Assuming that the economy is following the usual path of recovery this cannot last. Not just because a great number of financial imbalances have not been liquidated but because it is entirely monetary driven. The Kennedy, Reagan and Bush tax cuts added real savings to the monetary mix which deepened recovery. Now this can only end with accelerating inflation, current account problems and a depreciating dollar. (Assuming, of course, that the rest of the world chooses not to follow Bernanke's inflationary policy). To make it worse, Obama's policy proposals from energy, green jobs, taxation and regulatory policies would present the economy with insurmountable barriers.
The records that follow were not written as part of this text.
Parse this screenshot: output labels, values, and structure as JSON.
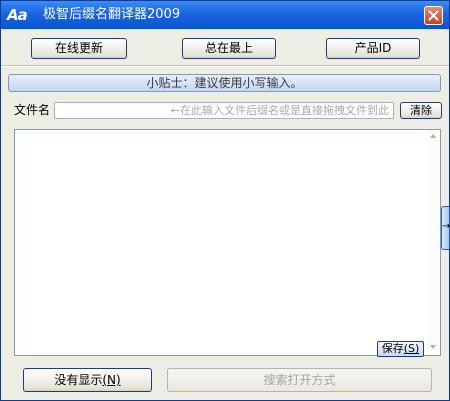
{
  "window": {
    "title": "极智后缀名翻译器2009",
    "icon_text": "Aa",
    "icon": "app-logo-icon",
    "close_icon": "close-icon"
  },
  "toolbar": {
    "online_update": "在线更新",
    "always_on_top": "总在最上",
    "product_id": "产品ID"
  },
  "tip": {
    "text": "小贴士：建议使用小写输入。"
  },
  "file": {
    "label": "文件名",
    "placeholder": "←在此输入文件后缀名或是直接拖拽文件到此",
    "value": "",
    "clear_label": "清除"
  },
  "result": {
    "content": "",
    "save_label": "保存",
    "save_hotkey": "(S)"
  },
  "side_handle": {
    "symbol": "→"
  },
  "bottom": {
    "no_display_label": "没有显示",
    "no_display_hotkey": "(N)",
    "search_open_label": "搜索打开方式"
  },
  "colors": {
    "titlebar": "#0b52d3",
    "background": "#eeede4",
    "tip_bar": "#c3d6f2"
  }
}
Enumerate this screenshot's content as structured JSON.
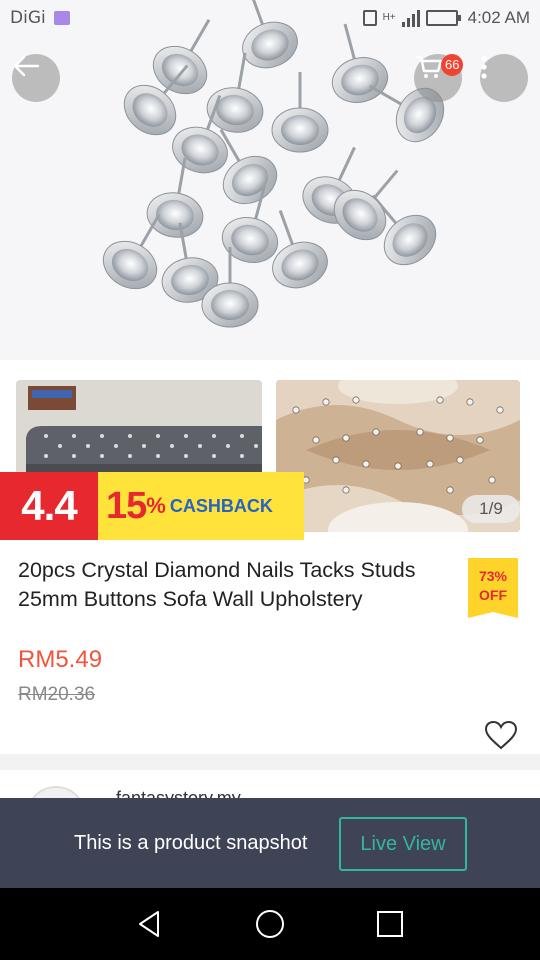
{
  "status_bar": {
    "carrier": "DiGi",
    "network": "H+",
    "time": "4:02 AM",
    "battery_level": 1.0
  },
  "header": {
    "back_icon": "arrow-left-icon",
    "cart_icon": "shopping-cart-icon",
    "cart_count": "66",
    "more_icon": "vertical-dots-icon"
  },
  "gallery": {
    "page_indicator": "1/9"
  },
  "promo": {
    "date": "4.4",
    "percent": "15",
    "percent_sign": "%",
    "label": "CASHBACK"
  },
  "product": {
    "title": "20pcs Crystal Diamond Nails Tacks Studs 25mm Buttons Sofa Wall Upholstery",
    "discount_pct": "73%",
    "discount_label": "OFF",
    "price": "RM5.49",
    "original_price": "RM20.36"
  },
  "seller": {
    "name": "fantasystory.my"
  },
  "snapshot": {
    "message": "This is a product snapshot",
    "button_label": "Live View"
  },
  "colors": {
    "accent_red": "#e8282f",
    "price_orange": "#f0543c",
    "promo_yellow": "#ffe23a",
    "live_view_teal": "#33b5a4",
    "banner_bg": "#3e4456"
  }
}
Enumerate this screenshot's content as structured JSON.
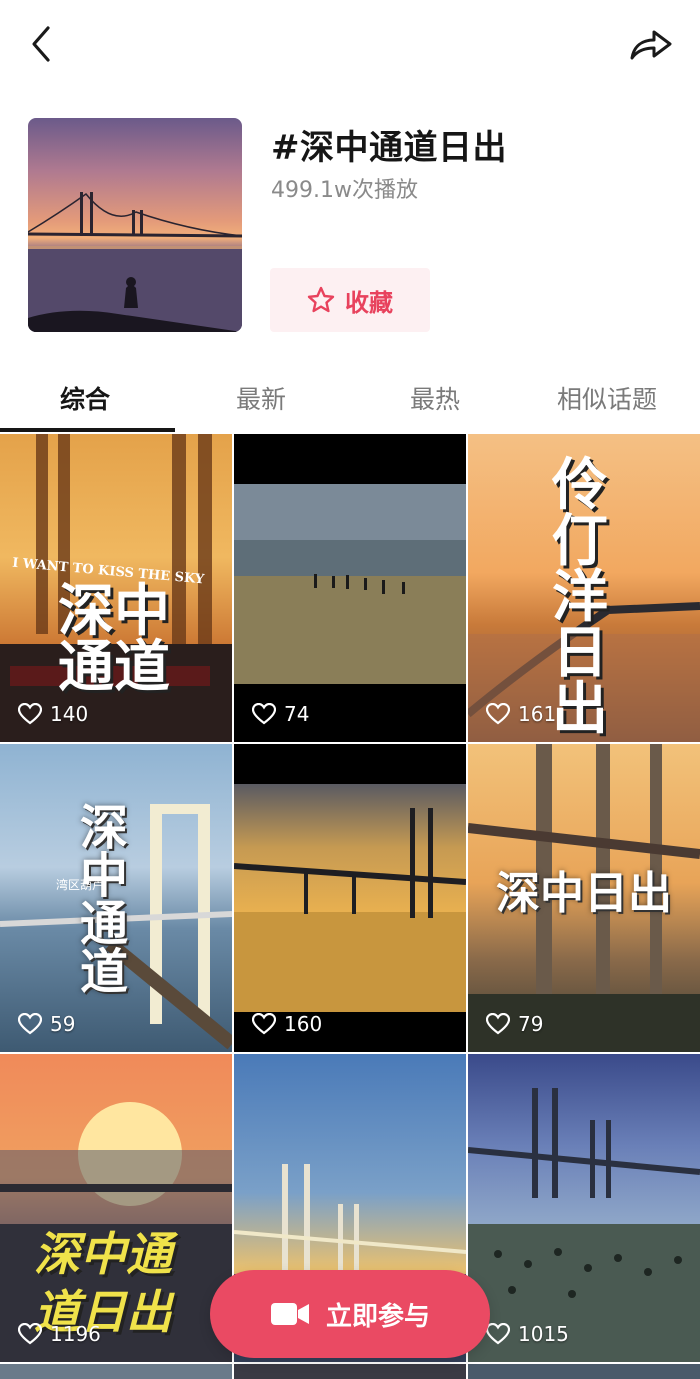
{
  "topbar": {
    "back_icon": "chevron-left-icon",
    "share_icon": "share-arrow-icon"
  },
  "topic": {
    "title": "#深中通道日出",
    "plays": "499.1w次播放",
    "favorite_label": "收藏"
  },
  "tabs": [
    {
      "label": "综合",
      "active": true
    },
    {
      "label": "最新",
      "active": false
    },
    {
      "label": "最热",
      "active": false
    },
    {
      "label": "相似话题",
      "active": false
    }
  ],
  "videos": [
    {
      "likes": "140",
      "caption": "深中通道",
      "sub_caption": "I WANT TO KISS THE SKY"
    },
    {
      "likes": "74"
    },
    {
      "likes": "161",
      "caption": "伶仃洋日出"
    },
    {
      "likes": "59",
      "caption": "深中通道",
      "sub_caption": "湾区葫芦"
    },
    {
      "likes": "160"
    },
    {
      "likes": "79",
      "caption": "深中日出"
    },
    {
      "likes": "1196",
      "caption": "深中通道日出"
    },
    {
      "likes": ""
    },
    {
      "likes": "1015"
    }
  ],
  "join_button": {
    "label": "立即参与",
    "icon": "video-camera-icon"
  },
  "colors": {
    "accent": "#ea4a63",
    "favorite_bg": "#fdf0f2",
    "favorite_text": "#e8425d"
  }
}
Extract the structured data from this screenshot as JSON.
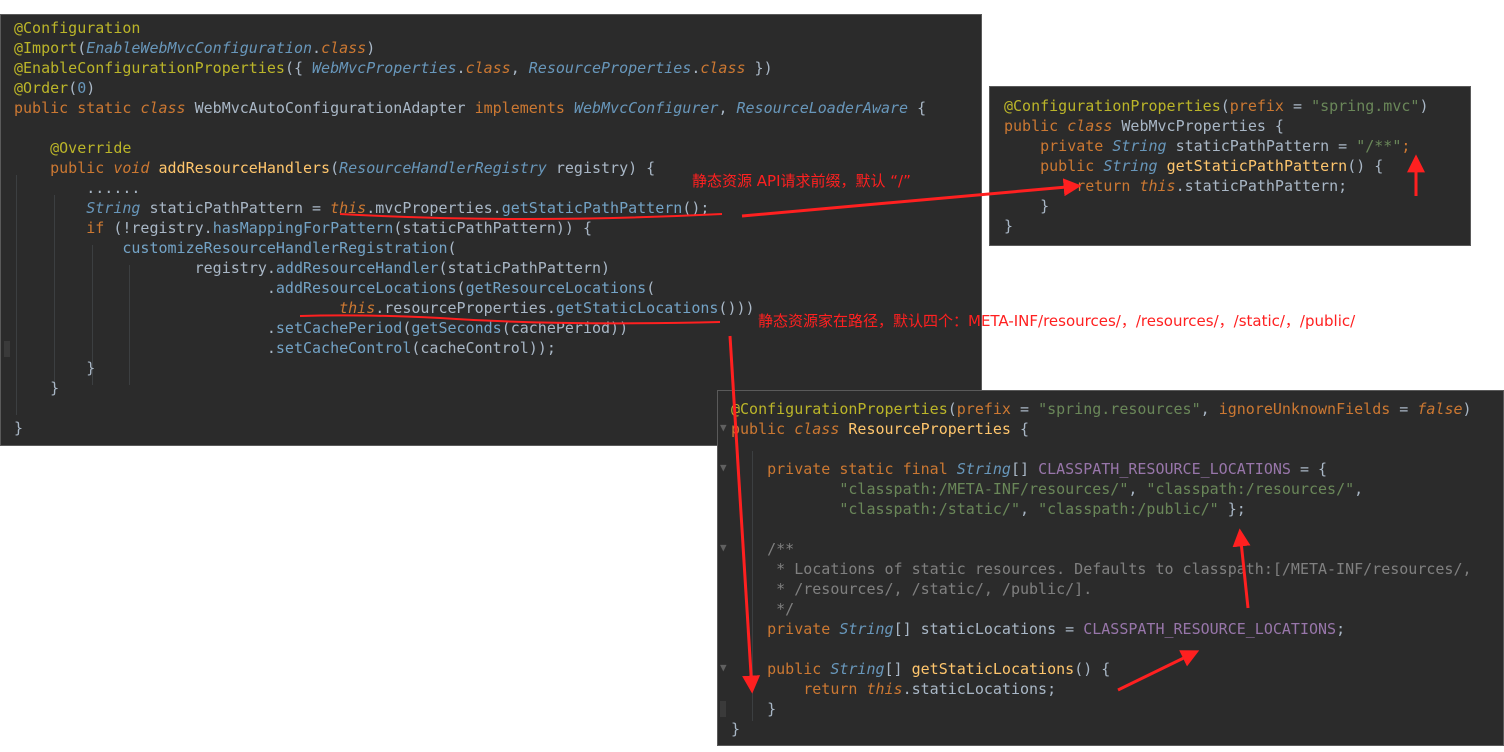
{
  "main_panel": {
    "lines": [
      [
        [
          "ann",
          "@Configuration"
        ]
      ],
      [
        [
          "ann",
          "@Import"
        ],
        [
          "pl",
          "("
        ],
        [
          "ty",
          "EnableWebMvcConfiguration"
        ],
        [
          "pl",
          "."
        ],
        [
          "kw it",
          "class"
        ],
        [
          "pl",
          ")"
        ]
      ],
      [
        [
          "ann",
          "@EnableConfigurationProperties"
        ],
        [
          "pl",
          "({ "
        ],
        [
          "ty",
          "WebMvcProperties"
        ],
        [
          "pl",
          "."
        ],
        [
          "kw it",
          "class"
        ],
        [
          "pl",
          ", "
        ],
        [
          "ty",
          "ResourceProperties"
        ],
        [
          "pl",
          "."
        ],
        [
          "kw it",
          "class"
        ],
        [
          "pl",
          " })"
        ]
      ],
      [
        [
          "ann",
          "@Order"
        ],
        [
          "pl",
          "("
        ],
        [
          "num",
          "0"
        ],
        [
          "pl",
          ")"
        ]
      ],
      [
        [
          "kw",
          "public static "
        ],
        [
          "kw it",
          "class "
        ],
        [
          "pl",
          "WebMvcAutoConfigurationAdapter "
        ],
        [
          "kw",
          "implements "
        ],
        [
          "ty",
          "WebMvcConfigurer"
        ],
        [
          "pl",
          ", "
        ],
        [
          "ty",
          "ResourceLoaderAware"
        ],
        [
          "pl",
          " {"
        ]
      ],
      [],
      [
        [
          "pl",
          "    "
        ],
        [
          "ann",
          "@Override"
        ]
      ],
      [
        [
          "pl",
          "    "
        ],
        [
          "kw",
          "public "
        ],
        [
          "kw it",
          "void "
        ],
        [
          "fn",
          "addResourceHandlers"
        ],
        [
          "pl",
          "("
        ],
        [
          "ty",
          "ResourceHandlerRegistry "
        ],
        [
          "pl",
          "registry) {"
        ]
      ],
      [
        [
          "pl",
          "        ......"
        ]
      ],
      [
        [
          "pl",
          "        "
        ],
        [
          "ty",
          "String "
        ],
        [
          "pl",
          "staticPathPattern = "
        ],
        [
          "kw it",
          "this"
        ],
        [
          "pl",
          ".mvcProperties."
        ],
        [
          "mth",
          "getStaticPathPattern"
        ],
        [
          "pl",
          "();"
        ]
      ],
      [
        [
          "pl",
          "        "
        ],
        [
          "kw",
          "if "
        ],
        [
          "pl",
          "(!registry."
        ],
        [
          "mth",
          "hasMappingForPattern"
        ],
        [
          "pl",
          "(staticPathPattern)) {"
        ]
      ],
      [
        [
          "pl",
          "            "
        ],
        [
          "mth",
          "customizeResourceHandlerRegistration"
        ],
        [
          "pl",
          "("
        ]
      ],
      [
        [
          "pl",
          "                    registry."
        ],
        [
          "mth",
          "addResourceHandler"
        ],
        [
          "pl",
          "(staticPathPattern)"
        ]
      ],
      [
        [
          "pl",
          "                            ."
        ],
        [
          "mth",
          "addResourceLocations"
        ],
        [
          "pl",
          "("
        ],
        [
          "mth",
          "getResourceLocations"
        ],
        [
          "pl",
          "("
        ]
      ],
      [
        [
          "pl",
          "                                    "
        ],
        [
          "kw it",
          "this"
        ],
        [
          "pl",
          ".resourceProperties."
        ],
        [
          "mth",
          "getStaticLocations"
        ],
        [
          "pl",
          "()))"
        ]
      ],
      [
        [
          "pl",
          "                            ."
        ],
        [
          "mth",
          "setCachePeriod"
        ],
        [
          "pl",
          "("
        ],
        [
          "mth",
          "getSeconds"
        ],
        [
          "pl",
          "(cachePeriod))"
        ]
      ],
      [
        [
          "pl",
          "                            ."
        ],
        [
          "mth",
          "setCacheControl"
        ],
        [
          "pl",
          "(cacheControl));"
        ]
      ],
      [
        [
          "pl",
          "        }"
        ]
      ],
      [
        [
          "pl",
          "    }"
        ]
      ],
      [],
      [
        [
          "pl",
          "}"
        ]
      ]
    ]
  },
  "webmvc_panel": {
    "lines": [
      [
        [
          "ann",
          "@ConfigurationProperties"
        ],
        [
          "pl",
          "("
        ],
        [
          "prm",
          "prefix"
        ],
        [
          "pl",
          " = "
        ],
        [
          "str",
          "\"spring.mvc\""
        ],
        [
          "pl",
          ")"
        ]
      ],
      [
        [
          "kw",
          "public "
        ],
        [
          "kw it",
          "class "
        ],
        [
          "pl",
          "WebMvcProperties {"
        ]
      ],
      [
        [
          "pl",
          "    "
        ],
        [
          "kw",
          "private "
        ],
        [
          "ty",
          "String "
        ],
        [
          "pl",
          "staticPathPattern = "
        ],
        [
          "str",
          "\"/**\""
        ],
        [
          "kw",
          ";"
        ]
      ],
      [
        [
          "pl",
          "    "
        ],
        [
          "kw",
          "public "
        ],
        [
          "ty",
          "String "
        ],
        [
          "fn",
          "getStaticPathPattern"
        ],
        [
          "pl",
          "() {"
        ]
      ],
      [
        [
          "pl",
          "        "
        ],
        [
          "kw",
          "return "
        ],
        [
          "kw it",
          "this"
        ],
        [
          "pl",
          ".staticPathPattern;"
        ]
      ],
      [
        [
          "pl",
          "    }"
        ]
      ],
      [
        [
          "pl",
          "}"
        ]
      ]
    ]
  },
  "resource_panel": {
    "lines": [
      [
        [
          "ann",
          "@ConfigurationProperties"
        ],
        [
          "pl",
          "("
        ],
        [
          "prm",
          "prefix"
        ],
        [
          "pl",
          " = "
        ],
        [
          "str",
          "\"spring.resources\""
        ],
        [
          "pl",
          ", "
        ],
        [
          "prm",
          "ignoreUnknownFields"
        ],
        [
          "pl",
          " = "
        ],
        [
          "kw it",
          "false"
        ],
        [
          "pl",
          ")"
        ]
      ],
      [
        [
          "kw",
          "public "
        ],
        [
          "kw it",
          "class "
        ],
        [
          "fn",
          "ResourceProperties"
        ],
        [
          "pl",
          " {"
        ]
      ],
      [],
      [
        [
          "pl",
          "    "
        ],
        [
          "kw",
          "private static final "
        ],
        [
          "ty",
          "String"
        ],
        [
          "pl",
          "[] "
        ],
        [
          "const",
          "CLASSPATH_RESOURCE_LOCATIONS"
        ],
        [
          "pl",
          " = {"
        ]
      ],
      [
        [
          "pl",
          "            "
        ],
        [
          "str",
          "\"classpath:/META-INF/resources/\""
        ],
        [
          "pl",
          ", "
        ],
        [
          "str",
          "\"classpath:/resources/\""
        ],
        [
          "pl",
          ","
        ]
      ],
      [
        [
          "pl",
          "            "
        ],
        [
          "str",
          "\"classpath:/static/\""
        ],
        [
          "pl",
          ", "
        ],
        [
          "str",
          "\"classpath:/public/\""
        ],
        [
          "pl",
          " };"
        ]
      ],
      [],
      [
        [
          "pl",
          "    "
        ],
        [
          "cm",
          "/**"
        ]
      ],
      [
        [
          "cm",
          "     * Locations of static resources. Defaults to classpath:[/META-INF/resources/,"
        ]
      ],
      [
        [
          "cm",
          "     * /resources/, /static/, /public/]."
        ]
      ],
      [
        [
          "cm",
          "     */"
        ]
      ],
      [
        [
          "pl",
          "    "
        ],
        [
          "kw",
          "private "
        ],
        [
          "ty",
          "String"
        ],
        [
          "pl",
          "[] staticLocations = "
        ],
        [
          "const",
          "CLASSPATH_RESOURCE_LOCATIONS"
        ],
        [
          "pl",
          ";"
        ]
      ],
      [],
      [
        [
          "pl",
          "    "
        ],
        [
          "kw",
          "public "
        ],
        [
          "ty",
          "String"
        ],
        [
          "pl",
          "[] "
        ],
        [
          "fn",
          "getStaticLocations"
        ],
        [
          "pl",
          "() {"
        ]
      ],
      [
        [
          "pl",
          "        "
        ],
        [
          "kw",
          "return "
        ],
        [
          "kw it",
          "this"
        ],
        [
          "pl",
          ".staticLocations;"
        ]
      ],
      [
        [
          "pl",
          "    }"
        ]
      ],
      [
        [
          "pl",
          "}"
        ]
      ]
    ]
  },
  "annotations": {
    "note1": "静态资源 API请求前缀，默认 “/”",
    "note2": "静态资源家在路径，默认四个：META-INF/resources/，/resources/，/static/，/public/"
  },
  "colors": {
    "editor_bg": "#2b2b2b",
    "annotation_red": "#ff2020"
  }
}
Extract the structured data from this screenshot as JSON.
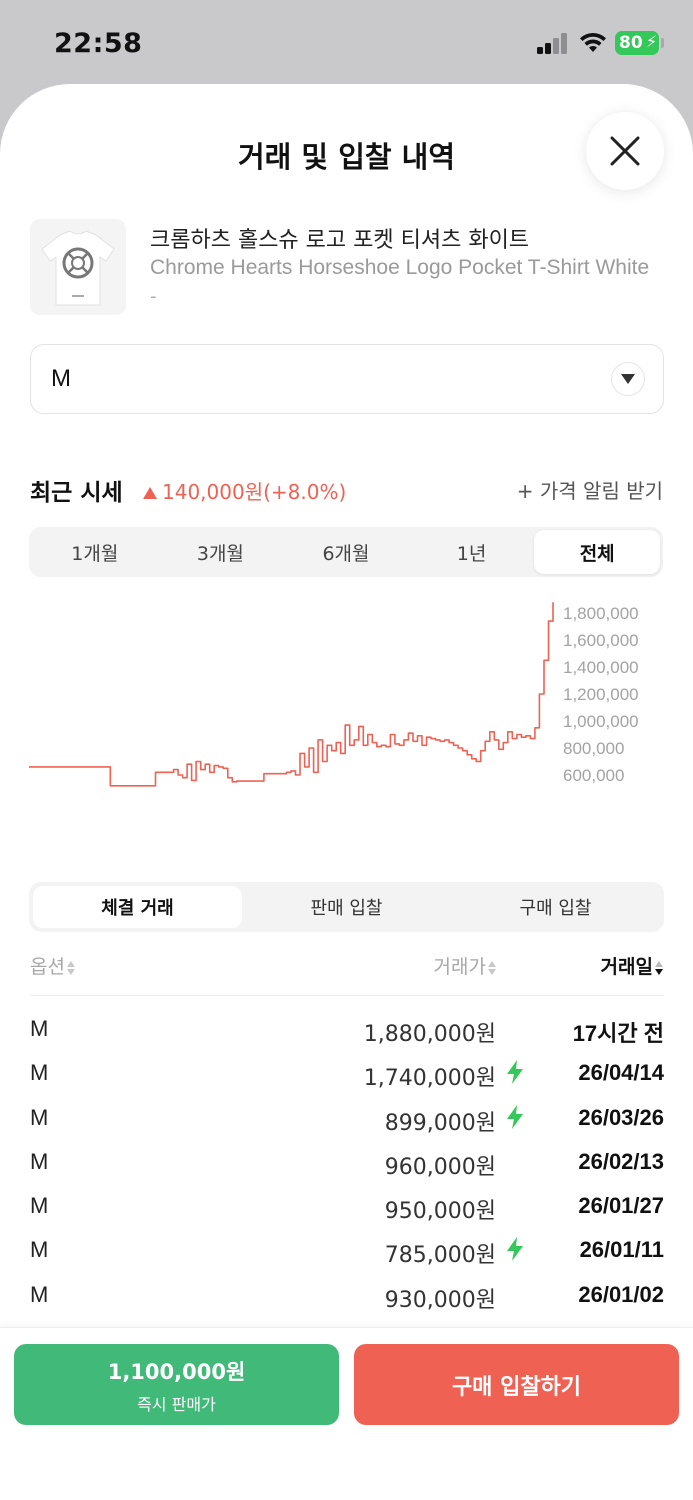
{
  "status_bar": {
    "time": "22:58",
    "battery": "80"
  },
  "sheet": {
    "title": "거래 및 입찰 내역"
  },
  "product": {
    "name_ko": "크롬하츠 홀스슈 로고 포켓 티셔츠 화이트",
    "name_en": "Chrome Hearts Horseshoe Logo Pocket T-Shirt White",
    "sub": "-"
  },
  "size_select": {
    "value": "M"
  },
  "recent": {
    "label": "최근 시세",
    "change": "140,000원(+8.0%)",
    "direction": "up",
    "alert_label": "+ 가격 알림 받기"
  },
  "period_tabs": [
    "1개월",
    "3개월",
    "6개월",
    "1년",
    "전체"
  ],
  "period_active": "전체",
  "chart_data": {
    "type": "line",
    "y_ticks": [
      "1,800,000",
      "1,600,000",
      "1,400,000",
      "1,200,000",
      "1,000,000",
      "800,000",
      "600,000"
    ],
    "ylim": [
      600000,
      1800000
    ],
    "line_color": "#ef6253",
    "series": [
      {
        "values": [
          660000,
          660000,
          660000,
          660000,
          660000,
          660000,
          660000,
          660000,
          660000,
          660000,
          660000,
          660000,
          660000,
          660000,
          660000,
          660000,
          660000,
          660000,
          520000,
          520000,
          520000,
          520000,
          520000,
          520000,
          520000,
          520000,
          520000,
          520000,
          620000,
          620000,
          620000,
          620000,
          640000,
          600000,
          580000,
          680000,
          560000,
          700000,
          640000,
          680000,
          620000,
          670000,
          660000,
          650000,
          580000,
          550000,
          555000,
          555000,
          555000,
          555000,
          555000,
          555000,
          610000,
          610000,
          610000,
          610000,
          610000,
          620000,
          630000,
          600000,
          760000,
          660000,
          800000,
          620000,
          860000,
          700000,
          820000,
          780000,
          840000,
          760000,
          970000,
          820000,
          860000,
          960000,
          820000,
          900000,
          840000,
          810000,
          820000,
          810000,
          900000,
          830000,
          820000,
          860000,
          910000,
          850000,
          890000,
          820000,
          880000,
          870000,
          860000,
          850000,
          860000,
          840000,
          820000,
          800000,
          780000,
          750000,
          720000,
          700000,
          780000,
          850000,
          920000,
          860000,
          790000,
          840000,
          920000,
          870000,
          900000,
          880000,
          890000,
          870000,
          950000,
          1200000,
          1450000,
          1740000,
          1880000
        ]
      }
    ]
  },
  "history_tabs": [
    "체결 거래",
    "판매 입찰",
    "구매 입찰"
  ],
  "history_active": "체결 거래",
  "table": {
    "headers": {
      "option": "옵션",
      "price": "거래가",
      "date": "거래일"
    },
    "rows": [
      {
        "option": "M",
        "price": "1,880,000원",
        "quick": false,
        "date": "17시간 전"
      },
      {
        "option": "M",
        "price": "1,740,000원",
        "quick": true,
        "date": "26/04/14"
      },
      {
        "option": "M",
        "price": "899,000원",
        "quick": true,
        "date": "26/03/26"
      },
      {
        "option": "M",
        "price": "960,000원",
        "quick": false,
        "date": "26/02/13"
      },
      {
        "option": "M",
        "price": "950,000원",
        "quick": false,
        "date": "26/01/27"
      },
      {
        "option": "M",
        "price": "785,000원",
        "quick": true,
        "date": "26/01/11"
      },
      {
        "option": "M",
        "price": "930,000원",
        "quick": false,
        "date": "26/01/02"
      }
    ]
  },
  "actions": {
    "sell_price": "1,100,000원",
    "sell_label": "즉시 판매가",
    "buy_label": "구매 입찰하기"
  },
  "colors": {
    "sell": "#41b979",
    "buy": "#ef6253",
    "quick_bolt": "#34c759"
  }
}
Obama is basically arguing that tax cuts are neither necessary nor fair. This flies in the face of history and sound economic principles. Unfortunately for Americans Obama is shockingly ignorant of both subjects. Regrettably America's so-called mainstream media are so corrupt that they will not allow the consequences of his primitive economics to be widely discussed. I fear Americans will have to wait until the inescapable outcome of his anti-market prejudices make it impossible to ignore the damage being done to the US economy.

Therefore the answer to the title of this article is a resounding no.

By Gerard Jackson
BrookesNews.Com

Gerard Jackson is Brookes' economics editor.

Copyright © 2009 Gerard Jackson

Gerard Jackson Archive

© 2005-2019 http://www.MarketOracle.co.uk - The Market Oracle is a FREE Daily Financial Markets Analysis & Forecasting online publication.


Post Comment

Only logged in users are allowed to post comments. Register/ Log in

6 Critical Money Making Rules